Bin Laden Worried About Legacy and Sought to Kill Obama, Papers Show
In his final months padding around the dark third-floor room in his cinder-block Pakistan hideout, the world’s most notorious terrorist mastermind spent a lot of time in his own head.
He fretted about his public image and the legacy of his organization. He wondered whether he had misnamed it Al Qaeda. He fired off orders, handed out promotions, denied requests for help from the battlefield and sought to direct publicity for the looming 10th anniversary of the Sept. 11, 2001, attacks. And as well, he schemed to kill the man who would, in the end, give the order to shoot him dead: Barack Obama.
That’s the portrait of Osama Bin Laden painted by the slim collection of notes and letters made public Thursday by the Combating Terrorism Center, a think tank at the U.S. Military Academy at West Point. The 17 documents represent a sliver of the vast cache of material on computer hard disks, flash drives and DVDs that Navy SEALs scooped up from Bin Laden’s family compound after they found him last May 2 in his bedroom and put a bullet in his face.
The documents offer few revelations about how Bin Laden evaded the world’s only superpower for nearly a decade. But they do provide, with granular detail, selective insights into the mind of terrorism’s chief executive officer during the years he was on the run.

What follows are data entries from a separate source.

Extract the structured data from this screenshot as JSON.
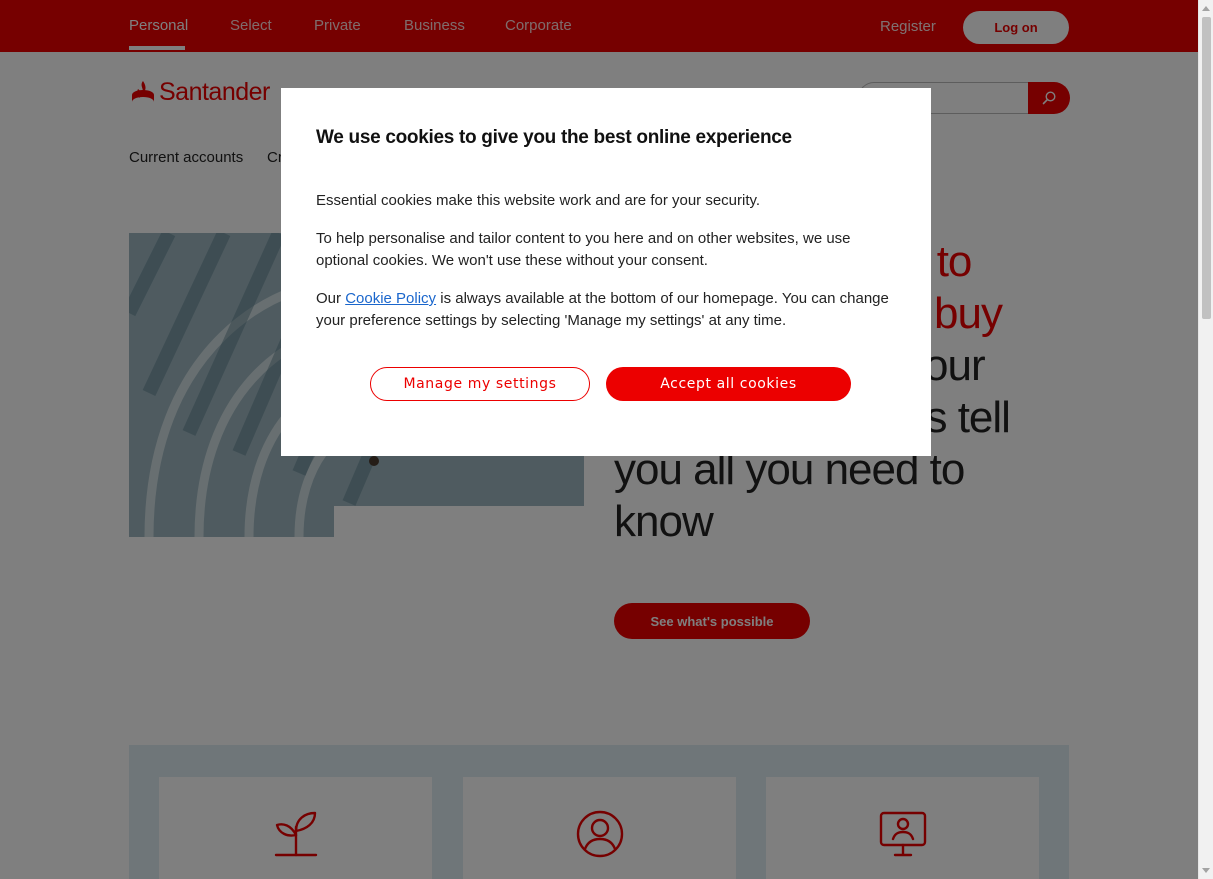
{
  "topnav": {
    "items": [
      "Personal",
      "Select",
      "Private",
      "Business",
      "Corporate"
    ],
    "register": "Register",
    "logon": "Log on"
  },
  "brand": {
    "name": "Santander",
    "color": "#ec0000"
  },
  "search": {
    "icon": "search-icon"
  },
  "subnav": {
    "items": [
      "Current accounts",
      "Cr"
    ]
  },
  "hero": {
    "title_red": "g to",
    "title_red2": "buy",
    "title_dark1": "our",
    "title_dark2": "es tell",
    "title_dark3": "you all you need to",
    "title_dark4": "know",
    "cta": "See what's possible"
  },
  "features": {
    "icons": [
      "seedling-icon",
      "user-circle-icon",
      "monitor-person-icon"
    ]
  },
  "cookie_modal": {
    "title": "We use cookies to give you the best online experience",
    "p1": "Essential cookies make this website work and are for your security.",
    "p2": "To help personalise and tailor content to you here and on other websites, we use optional cookies. We won't use these without your consent.",
    "p3_prefix": "Our ",
    "p3_link": "Cookie Policy",
    "p3_suffix": " is always available at the bottom of our homepage. You can change your preference settings by selecting 'Manage my settings' at any time.",
    "manage": "Manage my settings",
    "accept": "Accept all cookies"
  }
}
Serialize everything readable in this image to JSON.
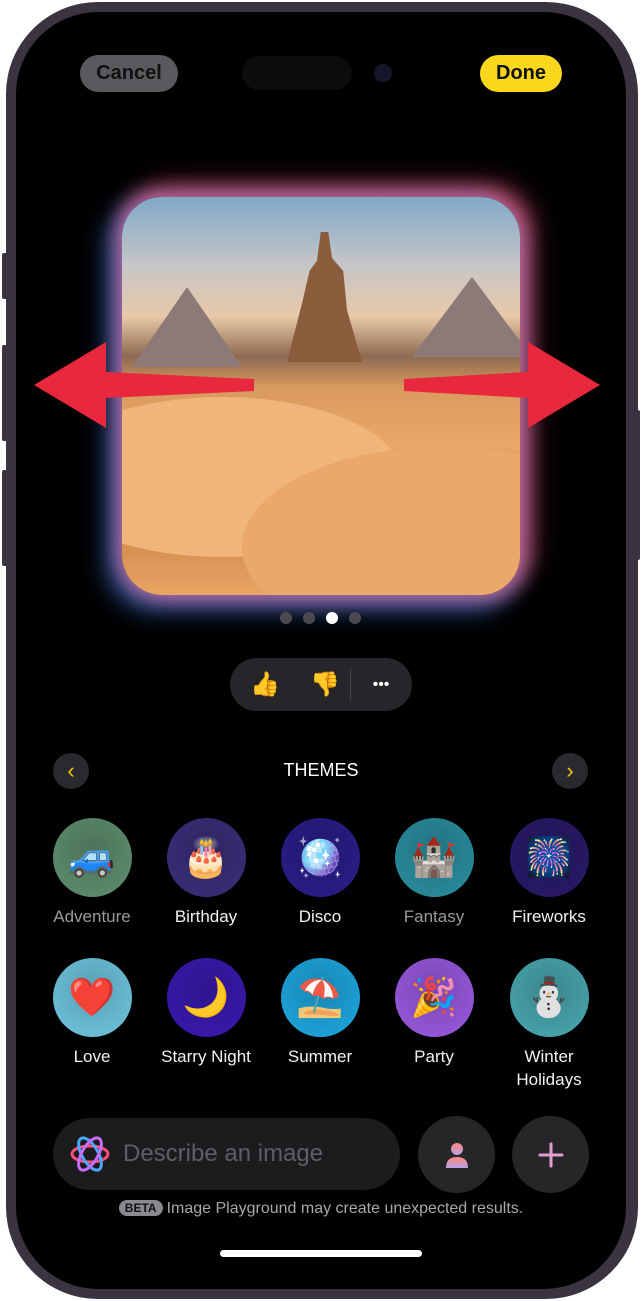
{
  "header": {
    "cancel_label": "Cancel",
    "done_label": "Done"
  },
  "carousel": {
    "pages": 4,
    "active_page": 3
  },
  "feedback": {
    "thumbs_up": "👍",
    "thumbs_down": "👎",
    "more": "•••"
  },
  "themes": {
    "title": "THEMES",
    "prev": "‹",
    "next": "›",
    "items": [
      {
        "label": "Adventure",
        "emoji": "🚙",
        "bg": "#5f8f6f",
        "dim": true
      },
      {
        "label": "Birthday",
        "emoji": "🎂",
        "bg": "#3a2f7a",
        "dim": false
      },
      {
        "label": "Disco",
        "emoji": "🪩",
        "bg": "#2a1e8a",
        "dim": false
      },
      {
        "label": "Fantasy",
        "emoji": "🏰",
        "bg": "#2a8fa0",
        "dim": true
      },
      {
        "label": "Fireworks",
        "emoji": "🎆",
        "bg": "#2a1a6a",
        "dim": false
      },
      {
        "label": "Love",
        "emoji": "❤️",
        "bg": "#6fc7e0",
        "dim": false
      },
      {
        "label": "Starry Night",
        "emoji": "🌙",
        "bg": "#3a1ab0",
        "dim": false
      },
      {
        "label": "Summer",
        "emoji": "⛱️",
        "bg": "#1ea8e0",
        "dim": false
      },
      {
        "label": "Party",
        "emoji": "🎉",
        "bg": "#9a5ae0",
        "dim": false
      },
      {
        "label": "Winter Holidays",
        "emoji": "⛄",
        "bg": "#4aa8b0",
        "dim": false
      }
    ]
  },
  "input": {
    "placeholder": "Describe an image"
  },
  "footer": {
    "beta_badge": "BETA",
    "disclaimer": "Image Playground may create unexpected results."
  },
  "colors": {
    "accent": "#f9d71c",
    "annotation_arrow": "#e8283c"
  }
}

What is missing from the tightly controlled release are details of who may have protected him, and how America’s Public Enemy No. 1 had spent years living one mile from Pakistan’s own version of West Point, the prestigious Kakul military academy in Abbottabad.